"We currently have funds of £8,500 towards our campaign. We need to collectively raise another £21,500, totalling £30,000 by the end of August."
The group says it is fighting to preserve the village way of life.
The spokesman said: "These two Domesday Book villages face the awful prospect on the horizon of the obliteration of their countryside, wildlife habitats and extremely valuable arable farmland. It isn't difficult to realise that we need to grow our own food more than ever."
The group is also concerned at further pressure on the A14 - the Felixstowe peninsula's only road in and out - and the impact closures have on villagers.
It added: "Our infrastructure is at breaking point already regarding sewage, water, schools and doctor's surgeries."
The group believes there are plenty of brownfield sites for housing - but this is contested by Suffolk Coastal.
Bidwells, agents for Trinity College, Cambridge, were approached for comment.

Rebranded funnels: Maritime look and clear communication of the name

DFDS is testing a new funnel look. It includes the use of our name rather than the logo and tests a blue wave that aims to underline the maritime nature of our business. The logo isn’t to be used alone but only together with our name to ensure that we are recognised in our markets.
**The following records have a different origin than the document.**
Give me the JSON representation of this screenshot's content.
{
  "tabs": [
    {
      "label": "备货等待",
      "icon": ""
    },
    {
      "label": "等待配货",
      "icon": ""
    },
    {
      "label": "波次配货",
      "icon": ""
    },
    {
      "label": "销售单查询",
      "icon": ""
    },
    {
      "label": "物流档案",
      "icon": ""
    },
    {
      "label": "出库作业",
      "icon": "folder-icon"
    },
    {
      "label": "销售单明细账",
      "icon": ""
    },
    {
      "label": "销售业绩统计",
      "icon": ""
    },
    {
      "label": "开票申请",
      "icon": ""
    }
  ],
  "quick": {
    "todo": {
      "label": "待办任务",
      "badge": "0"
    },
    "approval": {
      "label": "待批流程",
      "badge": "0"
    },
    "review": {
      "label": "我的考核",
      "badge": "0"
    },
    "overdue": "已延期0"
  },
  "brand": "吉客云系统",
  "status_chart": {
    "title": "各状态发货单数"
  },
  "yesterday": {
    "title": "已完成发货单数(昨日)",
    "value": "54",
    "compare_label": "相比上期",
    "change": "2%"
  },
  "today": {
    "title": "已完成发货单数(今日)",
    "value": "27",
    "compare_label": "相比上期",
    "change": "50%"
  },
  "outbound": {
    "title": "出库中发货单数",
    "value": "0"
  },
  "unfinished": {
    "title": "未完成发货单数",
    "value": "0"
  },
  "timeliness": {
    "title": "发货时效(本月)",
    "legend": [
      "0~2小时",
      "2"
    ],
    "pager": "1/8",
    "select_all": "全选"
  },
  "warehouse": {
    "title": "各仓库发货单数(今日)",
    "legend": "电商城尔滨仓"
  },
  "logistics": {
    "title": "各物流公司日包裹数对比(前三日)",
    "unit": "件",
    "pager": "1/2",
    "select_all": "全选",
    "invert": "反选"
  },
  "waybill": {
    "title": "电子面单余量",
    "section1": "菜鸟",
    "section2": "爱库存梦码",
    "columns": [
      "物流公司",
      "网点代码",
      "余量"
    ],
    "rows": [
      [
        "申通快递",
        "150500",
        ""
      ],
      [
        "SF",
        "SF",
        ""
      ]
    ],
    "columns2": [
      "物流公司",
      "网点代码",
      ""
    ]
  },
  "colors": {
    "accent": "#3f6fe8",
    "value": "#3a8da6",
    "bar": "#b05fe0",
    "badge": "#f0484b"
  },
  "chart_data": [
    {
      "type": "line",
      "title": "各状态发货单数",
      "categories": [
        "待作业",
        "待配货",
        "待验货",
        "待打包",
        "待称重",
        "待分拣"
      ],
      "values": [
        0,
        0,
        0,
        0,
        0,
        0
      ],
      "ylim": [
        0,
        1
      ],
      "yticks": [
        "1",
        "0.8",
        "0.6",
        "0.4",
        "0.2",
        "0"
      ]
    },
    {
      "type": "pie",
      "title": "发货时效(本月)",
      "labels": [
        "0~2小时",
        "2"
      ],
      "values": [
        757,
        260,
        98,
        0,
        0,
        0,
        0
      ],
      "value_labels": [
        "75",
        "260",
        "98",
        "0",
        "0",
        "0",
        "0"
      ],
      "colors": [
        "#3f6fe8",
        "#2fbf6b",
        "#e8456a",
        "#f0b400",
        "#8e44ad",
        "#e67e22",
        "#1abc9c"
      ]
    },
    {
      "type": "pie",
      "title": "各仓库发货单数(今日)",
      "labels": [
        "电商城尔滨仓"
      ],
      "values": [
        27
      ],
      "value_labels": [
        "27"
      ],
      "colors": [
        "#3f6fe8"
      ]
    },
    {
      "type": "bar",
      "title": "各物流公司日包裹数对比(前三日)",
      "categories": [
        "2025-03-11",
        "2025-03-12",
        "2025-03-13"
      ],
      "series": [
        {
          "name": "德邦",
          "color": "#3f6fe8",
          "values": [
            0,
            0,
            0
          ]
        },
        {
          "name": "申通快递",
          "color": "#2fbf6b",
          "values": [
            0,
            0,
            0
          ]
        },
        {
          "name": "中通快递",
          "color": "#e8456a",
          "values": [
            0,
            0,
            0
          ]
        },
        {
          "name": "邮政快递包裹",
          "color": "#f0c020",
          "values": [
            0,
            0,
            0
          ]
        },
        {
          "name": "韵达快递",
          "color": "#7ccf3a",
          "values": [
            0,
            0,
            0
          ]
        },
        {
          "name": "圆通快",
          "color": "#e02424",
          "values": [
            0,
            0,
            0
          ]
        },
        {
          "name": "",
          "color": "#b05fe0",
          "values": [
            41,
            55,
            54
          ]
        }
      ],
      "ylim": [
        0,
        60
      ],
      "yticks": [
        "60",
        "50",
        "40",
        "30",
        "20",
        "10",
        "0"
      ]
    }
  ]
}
Thank you to Mike Hughes for taking the picture.
Some of you might have noticed a change to a couple of funnels on our ferries. The Maltese cross has been replaced by the letters DFDS as can be seen above on the funnel of Ark Germania.
Over the centuries, DFDS has had many different funnels looks – varying from bands of special colours to the recent ones with a huge Maltese cross. “However, we have grown considerably in recent years and are now operating in new markets where we have a rather new history and are less known and where our market studies have revealed that the Maltese cross isn’t directly and automatically associated with DFDS if it is used alone. Therefore, we have started testing a new way of branding our ships to ensure that we communicate our name as efficiently as possible in both our old and new markets,” says Peder Gellert Pedersen, Head of the Ferry Division.
The gradual rebranding process will be managed by Jette Lundquist, Head of Marketing. She says: “We have already rebranded two vessels, and their funnels are now adorned with a light blue wave together with the DFDS name. The blue wave is inspired by the angle in the parallelogram around our logo and by the maritime nature of our business. It provides a sense of movement and energy,” she says.  “The blue colour ensures continuity since it is being used across all online and offline material already.”
No change to logo
“It is important to note that we will not be replacing the logo. However, in the future, we will only use it together with the DFDS name, such as on signs, stationery, equipment and advertisements,” Jette.

A lot thought and testing was done before going live on two of our vessels

Ultra large and heavily laden CSCL Pacific Ocean arrives to the Port of Felixstowe 27th June 2019